FSMA came about because, according to the Centers for Disease Control and Prevention (CDC), about 48 million people (1 in 6 Americans) get sick, 128,000 are hospitalized, and 3,000 die each year from food-borne diseases. This is a significant public health burden that is largely preventable. That caused the U.S. Food & Drug Administration (FDA) to create the act, intended to ensure the U.S. food supply is safe by shifting the focus of federal regulators from responding to contamination to preventing it.

The ELD rule was implemented by the Federal Motor Carrier Safety Administration (FMCSA). It requires ELD use by commercial drivers who are required to prepare hours-of-service (HOS) records of duty status (RODS). It sets ELD performance and design standards, and requires ELDs to be certified and registered with FMCSA. In addition, it establishes what supporting documents drivers and carriers are required to keep and prohibits harassment of drivers based on ELD data or connected technology (fleet management systems, for example) and provides recourse for drivers who believe they’ve been harassed. 

“The impact of the FSMA and other regulations is significant,” Sellers says. “One result is that shippers need to articulate the proper handling conditions and requirements for the product being moved. Are the carriers prepared to validate these requirements and/or do they need to be able to do this? People knew FSMA was coming.”
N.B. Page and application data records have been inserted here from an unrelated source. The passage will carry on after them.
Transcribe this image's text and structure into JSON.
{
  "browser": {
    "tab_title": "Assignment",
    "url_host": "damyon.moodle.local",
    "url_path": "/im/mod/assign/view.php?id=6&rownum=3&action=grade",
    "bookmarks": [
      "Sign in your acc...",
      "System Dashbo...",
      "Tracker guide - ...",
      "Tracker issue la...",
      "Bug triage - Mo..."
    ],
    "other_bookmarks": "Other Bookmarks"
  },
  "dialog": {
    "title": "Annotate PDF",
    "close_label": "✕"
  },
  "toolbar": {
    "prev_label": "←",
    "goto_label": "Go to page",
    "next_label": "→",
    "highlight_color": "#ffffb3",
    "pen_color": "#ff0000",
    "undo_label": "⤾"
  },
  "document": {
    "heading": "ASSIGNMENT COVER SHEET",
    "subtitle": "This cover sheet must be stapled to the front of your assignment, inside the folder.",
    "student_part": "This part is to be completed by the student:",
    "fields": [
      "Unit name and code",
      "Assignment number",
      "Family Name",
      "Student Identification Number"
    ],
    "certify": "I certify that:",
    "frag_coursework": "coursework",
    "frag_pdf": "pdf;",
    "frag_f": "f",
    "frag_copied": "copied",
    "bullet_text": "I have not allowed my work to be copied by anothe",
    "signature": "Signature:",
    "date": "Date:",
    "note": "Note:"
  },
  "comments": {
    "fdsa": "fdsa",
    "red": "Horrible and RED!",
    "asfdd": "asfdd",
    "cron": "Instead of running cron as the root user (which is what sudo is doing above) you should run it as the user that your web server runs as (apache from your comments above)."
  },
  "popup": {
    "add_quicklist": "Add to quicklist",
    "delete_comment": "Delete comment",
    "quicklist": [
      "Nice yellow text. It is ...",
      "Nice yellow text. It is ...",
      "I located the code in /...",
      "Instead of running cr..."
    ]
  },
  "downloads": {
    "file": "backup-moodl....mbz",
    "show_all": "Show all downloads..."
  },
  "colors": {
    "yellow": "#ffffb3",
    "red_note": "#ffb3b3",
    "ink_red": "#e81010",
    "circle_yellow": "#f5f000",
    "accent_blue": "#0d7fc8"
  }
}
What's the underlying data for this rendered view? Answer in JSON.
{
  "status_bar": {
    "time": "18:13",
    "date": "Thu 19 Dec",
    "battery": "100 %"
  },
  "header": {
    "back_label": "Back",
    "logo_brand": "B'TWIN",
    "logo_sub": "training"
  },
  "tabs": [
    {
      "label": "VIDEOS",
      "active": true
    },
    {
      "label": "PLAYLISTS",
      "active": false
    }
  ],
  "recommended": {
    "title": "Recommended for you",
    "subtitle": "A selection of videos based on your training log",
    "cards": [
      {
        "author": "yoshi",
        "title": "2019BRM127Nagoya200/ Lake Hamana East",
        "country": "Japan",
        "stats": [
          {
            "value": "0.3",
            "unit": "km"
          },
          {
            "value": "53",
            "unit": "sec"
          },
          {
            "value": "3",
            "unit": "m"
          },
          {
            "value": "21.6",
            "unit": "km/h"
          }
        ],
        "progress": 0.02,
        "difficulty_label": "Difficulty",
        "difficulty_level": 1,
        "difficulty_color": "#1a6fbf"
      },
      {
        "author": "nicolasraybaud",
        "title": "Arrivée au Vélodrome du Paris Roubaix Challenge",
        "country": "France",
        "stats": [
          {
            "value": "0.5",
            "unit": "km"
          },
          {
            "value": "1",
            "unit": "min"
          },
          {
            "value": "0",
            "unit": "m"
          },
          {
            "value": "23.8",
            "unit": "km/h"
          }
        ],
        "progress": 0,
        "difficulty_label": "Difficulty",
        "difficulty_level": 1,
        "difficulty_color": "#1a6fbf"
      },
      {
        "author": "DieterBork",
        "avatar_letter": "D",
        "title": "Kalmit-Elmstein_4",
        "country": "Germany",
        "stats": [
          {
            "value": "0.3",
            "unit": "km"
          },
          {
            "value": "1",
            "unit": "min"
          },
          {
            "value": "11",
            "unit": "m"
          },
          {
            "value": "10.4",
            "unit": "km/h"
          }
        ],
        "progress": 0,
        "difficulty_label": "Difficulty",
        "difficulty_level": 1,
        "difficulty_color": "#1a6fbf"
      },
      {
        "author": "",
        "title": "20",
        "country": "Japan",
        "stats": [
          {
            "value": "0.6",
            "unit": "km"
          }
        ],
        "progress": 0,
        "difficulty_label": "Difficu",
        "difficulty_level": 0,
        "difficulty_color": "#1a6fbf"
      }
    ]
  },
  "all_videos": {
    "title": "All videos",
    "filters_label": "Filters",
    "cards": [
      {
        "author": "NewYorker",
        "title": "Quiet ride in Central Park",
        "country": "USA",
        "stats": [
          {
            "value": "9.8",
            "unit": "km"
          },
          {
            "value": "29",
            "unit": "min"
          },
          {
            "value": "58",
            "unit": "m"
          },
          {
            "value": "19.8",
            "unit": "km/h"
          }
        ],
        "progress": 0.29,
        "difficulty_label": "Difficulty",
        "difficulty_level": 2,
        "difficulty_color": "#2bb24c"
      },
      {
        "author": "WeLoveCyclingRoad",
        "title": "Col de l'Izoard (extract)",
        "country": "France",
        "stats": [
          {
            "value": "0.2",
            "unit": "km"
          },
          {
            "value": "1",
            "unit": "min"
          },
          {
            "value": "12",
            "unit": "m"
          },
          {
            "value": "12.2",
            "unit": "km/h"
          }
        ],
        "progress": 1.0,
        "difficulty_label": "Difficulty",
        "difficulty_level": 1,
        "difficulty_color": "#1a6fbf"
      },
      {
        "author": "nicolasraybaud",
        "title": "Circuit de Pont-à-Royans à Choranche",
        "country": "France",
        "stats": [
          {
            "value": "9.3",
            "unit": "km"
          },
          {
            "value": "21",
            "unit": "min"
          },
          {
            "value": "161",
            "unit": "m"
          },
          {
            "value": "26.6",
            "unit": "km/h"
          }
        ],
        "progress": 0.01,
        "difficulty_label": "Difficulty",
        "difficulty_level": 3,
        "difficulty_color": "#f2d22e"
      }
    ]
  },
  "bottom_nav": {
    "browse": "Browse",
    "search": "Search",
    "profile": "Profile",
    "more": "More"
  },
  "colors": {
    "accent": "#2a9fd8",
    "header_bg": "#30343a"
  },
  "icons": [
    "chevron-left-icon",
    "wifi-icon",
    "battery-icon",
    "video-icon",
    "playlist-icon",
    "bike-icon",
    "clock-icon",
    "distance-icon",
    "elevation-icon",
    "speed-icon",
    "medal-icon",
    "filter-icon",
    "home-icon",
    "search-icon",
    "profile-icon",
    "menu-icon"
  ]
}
And, asks Guzik, how are shippers and 3PLs ensuring that the carriers they choose are compliant? In turns, those carriers also have an onus on them because of the ELD. Many observers think the rule will make an already critical driver shortage even worse.

Capacity is expected to decrease because some drivers are saying they will leave the industry, rather than comply,” Guzik says. “How can food logistics shippers obtain  needed capacity with the specialized equipment required for this industry? A lot of shippers want some type of carrier management software [with their TMS], so they know if they assign a load to a non-compliant carrier, they’ll be able to stop it and shift to a compliant carrier.” 

Other expenses that occur because of new regulation include training, technology, driver pay, administrative costs and more. “Where are the efficiencies in the supply chain to offset or slow those rising costs?” asks Sellers. 

Things to Think About

The integration of available software into a TMS system needs to be quick. What used to take years, now needs to be done in a couple of weeks or less, but it takes research to discover the right software to help you meet the needs of your customers. 

TMS is coming out with simple solutions that are rapidly implemented, cheaper and up front. Wiggins suggests looking at case studies from other companies to gage their experiences. “We’re not Amazon, and you’re not Amazon, but customers expect the same kind of speed [and simplicity.] You have to hide the complexity from the customer,” he adds.   

Guzik agrees, noting it’s all about usability. “Make it simpler and quicken each process. Look at use cases and successes. Is the TMS vendor strong in your success categories? Understand your customer’s requirements, what’s important to them for TMS. Find the strengths and weaknesses of each TMS. Velocity is the key. People want to get live as soon as possible.” 

Sellers adds, “Best practice is driven by your customers. Each has different requirements, providers must comply with. 

“Start with your primary distribution channel targeted toward and looking at TMS suppliers who have strength and history in understanding what those distribution channels require to do business with them,” he advises. 

Companies in this article